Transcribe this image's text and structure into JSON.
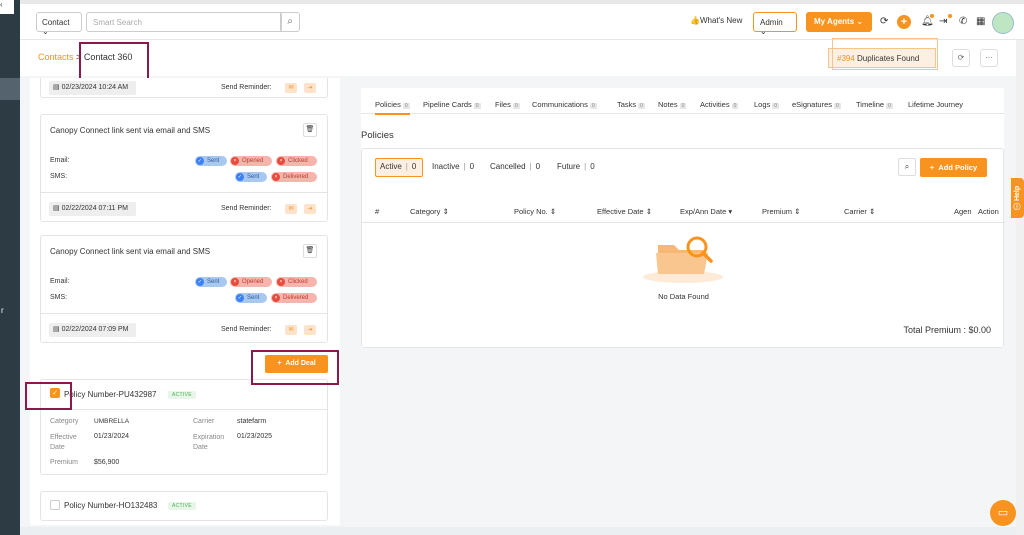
{
  "topbar": {
    "contact_select": "Contact",
    "search_placeholder": "Smart Search",
    "whats_new": "What's New",
    "admin": "Admin",
    "my_agents": "My Agents"
  },
  "breadcrumb": {
    "parent": "Contacts",
    "separator": ">",
    "current": "Contact 360"
  },
  "duplicates": {
    "count": "#394",
    "label": "Duplicates Found"
  },
  "left": {
    "partial_date": "02/23/2024 10:24 AM",
    "partial_reminder": "Send Reminder:",
    "cards": [
      {
        "title": "Canopy Connect link sent via email and SMS",
        "email_label": "Email:",
        "sms_label": "SMS:",
        "email_statuses": [
          "Sent",
          "Opened",
          "Clicked"
        ],
        "sms_statuses": [
          "Sent",
          "Delivered"
        ],
        "date": "02/22/2024 07:11 PM",
        "reminder": "Send Reminder:"
      },
      {
        "title": "Canopy Connect link sent via email and SMS",
        "email_label": "Email:",
        "sms_label": "SMS:",
        "email_statuses": [
          "Sent",
          "Opened",
          "Clicked"
        ],
        "sms_statuses": [
          "Sent",
          "Delivered"
        ],
        "date": "02/22/2024 07:09 PM",
        "reminder": "Send Reminder:"
      }
    ],
    "add_deal": "Add Deal",
    "policies": [
      {
        "number": "Policy Number-PU432987",
        "status": "ACTIVE",
        "category_label": "Category",
        "category": "UMBRELLA",
        "carrier_label": "Carrier",
        "carrier": "statefarm",
        "effective_label": "Effective Date",
        "effective": "01/23/2024",
        "expiration_label": "Expiration Date",
        "expiration": "01/23/2025",
        "premium_label": "Premium",
        "premium": "$56,900"
      },
      {
        "number": "Policy Number-HO132483",
        "status": "ACTIVE"
      }
    ]
  },
  "main": {
    "tabs": [
      {
        "label": "Policies",
        "count": "0"
      },
      {
        "label": "Pipeline Cards",
        "count": "0"
      },
      {
        "label": "Files",
        "count": "0"
      },
      {
        "label": "Communications",
        "count": "0"
      },
      {
        "label": "Tasks",
        "count": "0"
      },
      {
        "label": "Notes",
        "count": "0"
      },
      {
        "label": "Activities",
        "count": "0"
      },
      {
        "label": "Logs",
        "count": "0"
      },
      {
        "label": "eSignatures",
        "count": "0"
      },
      {
        "label": "Timeline",
        "count": "0"
      },
      {
        "label": "Lifetime Journey",
        "count": ""
      }
    ],
    "title": "Policies",
    "filters": [
      {
        "label": "Active",
        "count": "0"
      },
      {
        "label": "Inactive",
        "count": "0"
      },
      {
        "label": "Cancelled",
        "count": "0"
      },
      {
        "label": "Future",
        "count": "0"
      }
    ],
    "add_policy": "Add Policy",
    "columns": [
      "#",
      "Category",
      "Policy No.",
      "Effective Date",
      "Exp/Ann Date",
      "Premium",
      "Carrier",
      "Agen",
      "Action"
    ],
    "no_data": "No Data Found",
    "total": "Total Premium : $0.00"
  },
  "help": "Help",
  "sidebar_stray": "r",
  "colors": {
    "accent": "#f7931e",
    "highlight_box": "#8b1a4a",
    "sidebar": "#2d3b45"
  }
}
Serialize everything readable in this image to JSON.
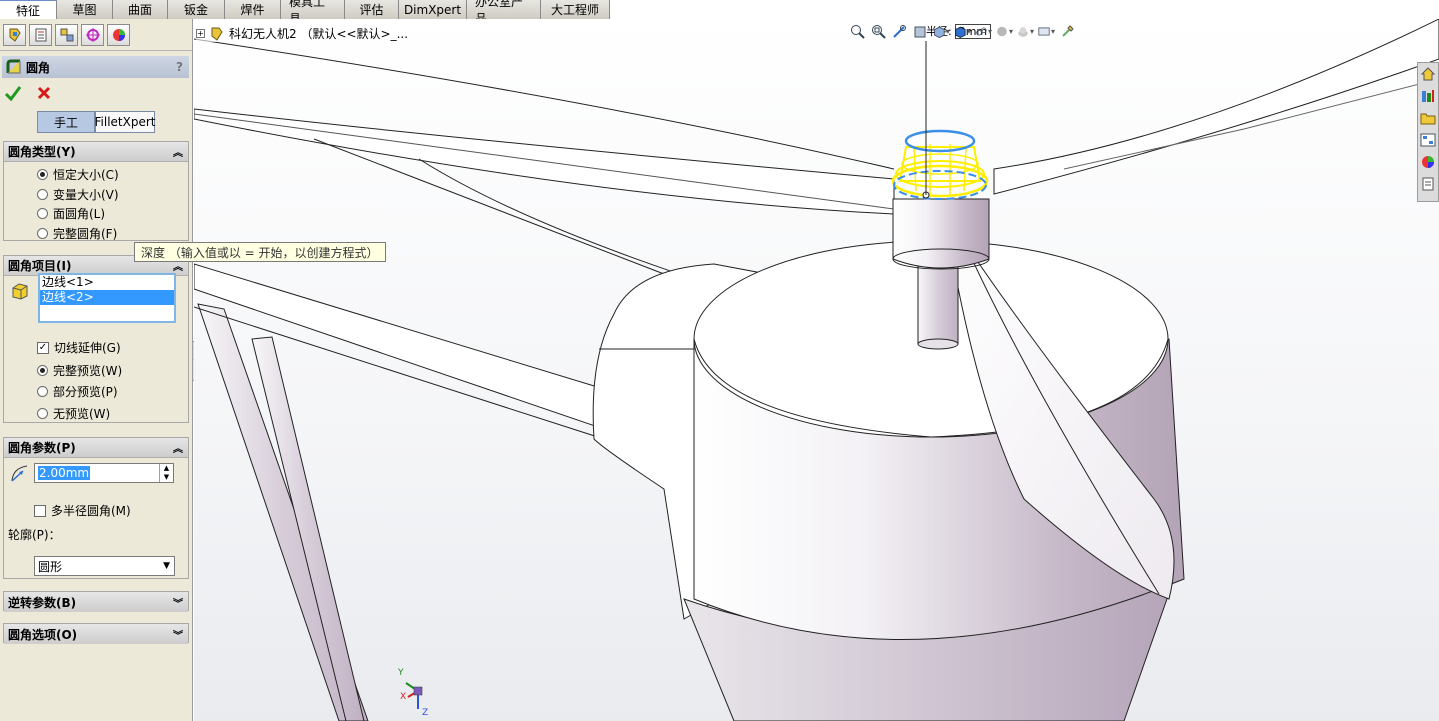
{
  "tabs": [
    "特征",
    "草图",
    "曲面",
    "钣金",
    "焊件",
    "模具工具",
    "评估",
    "DimXpert",
    "办公室产品",
    "大工程师"
  ],
  "property_manager": {
    "title": "圆角",
    "help": "?",
    "mode_buttons": [
      "手工",
      "FilletXpert"
    ],
    "fillet_type": {
      "header": "圆角类型(Y)",
      "options": [
        "恒定大小(C)",
        "变量大小(V)",
        "面圆角(L)",
        "完整圆角(F)"
      ],
      "selected": "恒定大小(C)"
    },
    "fillet_items": {
      "header": "圆角项目(I)",
      "list": [
        "边线<1>",
        "边线<2>"
      ],
      "tangent_propagation": "切线延伸(G)",
      "previews": [
        "完整预览(W)",
        "部分预览(P)",
        "无预览(W)"
      ],
      "selected_preview": "完整预览(W)"
    },
    "fillet_params": {
      "header": "圆角参数(P)",
      "radius": "2.00mm",
      "multi_radius": "多半径圆角(M)",
      "profile_label": "轮廓(P)：",
      "profile_value": "圆形"
    },
    "setback_header": "逆转参数(B)",
    "options_header": "圆角选项(O)"
  },
  "tooltip": "深度 （输入值或以 = 开始，以创建方程式）",
  "viewport": {
    "doc_title": "科幻无人机2 （默认<<默认>_...",
    "radius_label": "半径:",
    "radius_value": "2mm"
  },
  "triad": {
    "y": "Y",
    "x": "X",
    "z": "Z"
  },
  "colors": {
    "accent": "#3399ff",
    "preview_highlight": "#ffee00",
    "selected_edge": "#3a8ee8",
    "model_shade": "#c9bccb"
  },
  "icons": {
    "ok": "check-icon",
    "cancel": "cross-icon",
    "radius": "radius-icon",
    "edge_selection": "edge-selection-icon"
  }
}
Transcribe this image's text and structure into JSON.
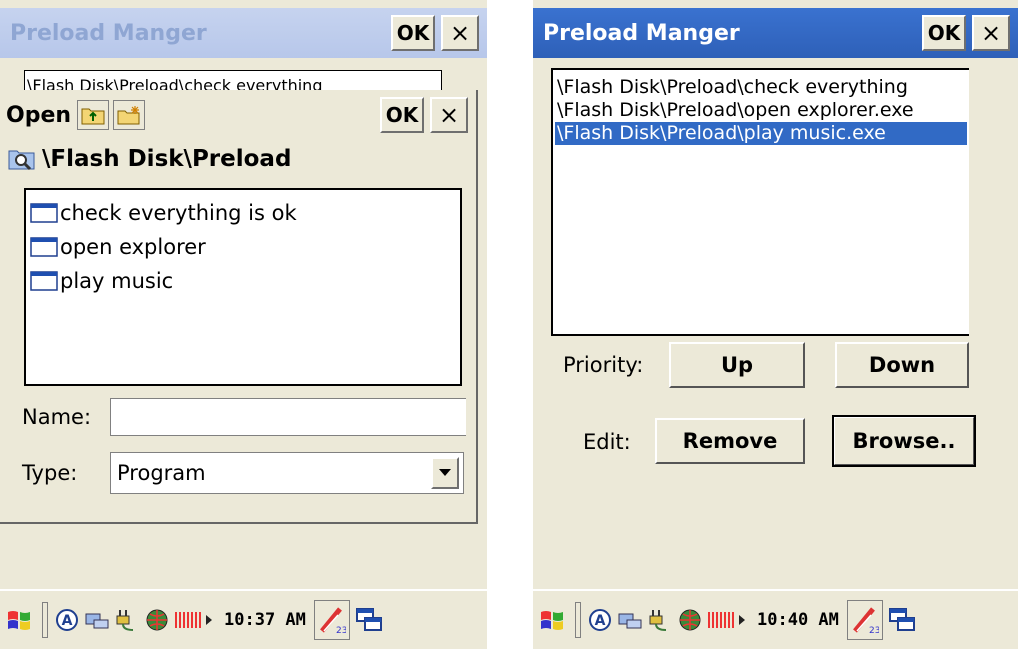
{
  "left": {
    "bg_title": "Preload Manger",
    "bg_ok": "OK",
    "close": "×",
    "bg_path": "\\Flash Disk\\Preload\\check everything",
    "open": {
      "label": "Open",
      "ok": "OK",
      "path": "\\Flash Disk\\Preload",
      "files": [
        "check everything is ok",
        "open explorer",
        "play music"
      ],
      "name_label": "Name:",
      "name_value": "",
      "type_label": "Type:",
      "type_value": "Program"
    },
    "taskbar": {
      "time": "10:37 AM"
    }
  },
  "right": {
    "title": "Preload Manger",
    "ok": "OK",
    "close": "×",
    "items": [
      "\\Flash Disk\\Preload\\check everything",
      "\\Flash Disk\\Preload\\open explorer.exe",
      "\\Flash Disk\\Preload\\play music.exe"
    ],
    "selected_index": 2,
    "priority_label": "Priority:",
    "up": "Up",
    "down": "Down",
    "edit_label": "Edit:",
    "remove": "Remove",
    "browse": "Browse..",
    "taskbar": {
      "time": "10:40 AM"
    }
  },
  "colors": {
    "titlebar_active": "#2e60b8",
    "titlebar_inactive": "#c6d3ef",
    "selection": "#316ac5",
    "window_face": "#ece9d8"
  },
  "icons": [
    "windows-flag-icon",
    "keyboard-icon",
    "input-method-icon",
    "network-icon",
    "power-plug-icon",
    "globe-icon",
    "signal-icon",
    "volume-icon",
    "desktop-switch-icon"
  ]
}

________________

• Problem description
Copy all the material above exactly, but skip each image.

• Result
Transcribe this image's text and structure into JSON.
{
  "topbar": {
    "contact_select": "Contact",
    "search_placeholder": "Smart Search",
    "whats_new": "What's New",
    "admin": "Admin",
    "my_agents": "My Agents"
  },
  "breadcrumb": {
    "parent": "Contacts",
    "separator": ">",
    "current": "Contact 360"
  },
  "duplicates": {
    "count": "#394",
    "label": "Duplicates Found"
  },
  "left": {
    "partial_date": "02/23/2024 10:24 AM",
    "partial_reminder": "Send Reminder:",
    "cards": [
      {
        "title": "Canopy Connect link sent via email and SMS",
        "email_label": "Email:",
        "sms_label": "SMS:",
        "email_statuses": [
          "Sent",
          "Opened",
          "Clicked"
        ],
        "sms_statuses": [
          "Sent",
          "Delivered"
        ],
        "date": "02/22/2024 07:11 PM",
        "reminder": "Send Reminder:"
      },
      {
        "title": "Canopy Connect link sent via email and SMS",
        "email_label": "Email:",
        "sms_label": "SMS:",
        "email_statuses": [
          "Sent",
          "Opened",
          "Clicked"
        ],
        "sms_statuses": [
          "Sent",
          "Delivered"
        ],
        "date": "02/22/2024 07:09 PM",
        "reminder": "Send Reminder:"
      }
    ],
    "add_deal": "Add Deal",
    "policies": [
      {
        "number": "Policy Number-PU432987",
        "status": "ACTIVE",
        "category_label": "Category",
        "category": "UMBRELLA",
        "carrier_label": "Carrier",
        "carrier": "statefarm",
        "effective_label": "Effective Date",
        "effective": "01/23/2024",
        "expiration_label": "Expiration Date",
        "expiration": "01/23/2025",
        "premium_label": "Premium",
        "premium": "$56,900"
      },
      {
        "number": "Policy Number-HO132483",
        "status": "ACTIVE"
      }
    ]
  },
  "main": {
    "tabs": [
      {
        "label": "Policies",
        "count": "0"
      },
      {
        "label": "Pipeline Cards",
        "count": "0"
      },
      {
        "label": "Files",
        "count": "0"
      },
      {
        "label": "Communications",
        "count": "0"
      },
      {
        "label": "Tasks",
        "count": "0"
      },
      {
        "label": "Notes",
        "count": "0"
      },
      {
        "label": "Activities",
        "count": "0"
      },
      {
        "label": "Logs",
        "count": "0"
      },
      {
        "label": "eSignatures",
        "count": "0"
      },
      {
        "label": "Timeline",
        "count": "0"
      },
      {
        "label": "Lifetime Journey",
        "count": ""
      }
    ],
    "title": "Policies",
    "filters": [
      {
        "label": "Active",
        "count": "0"
      },
      {
        "label": "Inactive",
        "count": "0"
      },
      {
        "label": "Cancelled",
        "count": "0"
      },
      {
        "label": "Future",
        "count": "0"
      }
    ],
    "add_policy": "Add Policy",
    "columns": [
      "#",
      "Category",
      "Policy No.",
      "Effective Date",
      "Exp/Ann Date",
      "Premium",
      "Carrier",
      "Agen",
      "Action"
    ],
    "no_data": "No Data Found",
    "total": "Total Premium : $0.00"
  },
  "help": "Help",
  "sidebar_stray": "r",
  "colors": {
    "accent": "#f7931e",
    "highlight_box": "#8b1a4a",
    "sidebar": "#2d3b45"
  }
}
Serialize everything readable in this image to JSON.
{
  "tabs": [
    "特征",
    "草图",
    "曲面",
    "钣金",
    "焊件",
    "模具工具",
    "评估",
    "DimXpert",
    "办公室产品",
    "大工程师"
  ],
  "property_manager": {
    "title": "圆角",
    "help": "?",
    "mode_buttons": [
      "手工",
      "FilletXpert"
    ],
    "fillet_type": {
      "header": "圆角类型(Y)",
      "options": [
        "恒定大小(C)",
        "变量大小(V)",
        "面圆角(L)",
        "完整圆角(F)"
      ],
      "selected": "恒定大小(C)"
    },
    "fillet_items": {
      "header": "圆角项目(I)",
      "list": [
        "边线<1>",
        "边线<2>"
      ],
      "tangent_propagation": "切线延伸(G)",
      "previews": [
        "完整预览(W)",
        "部分预览(P)",
        "无预览(W)"
      ],
      "selected_preview": "完整预览(W)"
    },
    "fillet_params": {
      "header": "圆角参数(P)",
      "radius": "2.00mm",
      "multi_radius": "多半径圆角(M)",
      "profile_label": "轮廓(P)：",
      "profile_value": "圆形"
    },
    "setback_header": "逆转参数(B)",
    "options_header": "圆角选项(O)"
  },
  "tooltip": "深度 （输入值或以 = 开始，以创建方程式）",
  "viewport": {
    "doc_title": "科幻无人机2 （默认<<默认>_...",
    "radius_label": "半径:",
    "radius_value": "2mm"
  },
  "triad": {
    "y": "Y",
    "x": "X",
    "z": "Z"
  },
  "colors": {
    "accent": "#3399ff",
    "preview_highlight": "#ffee00",
    "selected_edge": "#3a8ee8",
    "model_shade": "#c9bccb"
  },
  "icons": {
    "ok": "check-icon",
    "cancel": "cross-icon",
    "radius": "radius-icon",
    "edge_selection": "edge-selection-icon"
  }
}
Transcribe this image's text and structure into JSON.
{
  "left": {
    "bg_title": "Preload Manger",
    "bg_ok": "OK",
    "close": "×",
    "bg_path": "\\Flash Disk\\Preload\\check everything",
    "open": {
      "label": "Open",
      "ok": "OK",
      "path": "\\Flash Disk\\Preload",
      "files": [
        "check everything is ok",
        "open explorer",
        "play music"
      ],
      "name_label": "Name:",
      "name_value": "",
      "type_label": "Type:",
      "type_value": "Program"
    },
    "taskbar": {
      "time": "10:37 AM"
    }
  },
  "right": {
    "title": "Preload Manger",
    "ok": "OK",
    "close": "×",
    "items": [
      "\\Flash Disk\\Preload\\check everything",
      "\\Flash Disk\\Preload\\open explorer.exe",
      "\\Flash Disk\\Preload\\play music.exe"
    ],
    "selected_index": 2,
    "priority_label": "Priority:",
    "up": "Up",
    "down": "Down",
    "edit_label": "Edit:",
    "remove": "Remove",
    "browse": "Browse..",
    "taskbar": {
      "time": "10:40 AM"
    }
  },
  "colors": {
    "titlebar_active": "#2e60b8",
    "titlebar_inactive": "#c6d3ef",
    "selection": "#316ac5",
    "window_face": "#ece9d8"
  },
  "icons": [
    "windows-flag-icon",
    "keyboard-icon",
    "input-method-icon",
    "network-icon",
    "power-plug-icon",
    "globe-icon",
    "signal-icon",
    "volume-icon",
    "desktop-switch-icon"
  ]
}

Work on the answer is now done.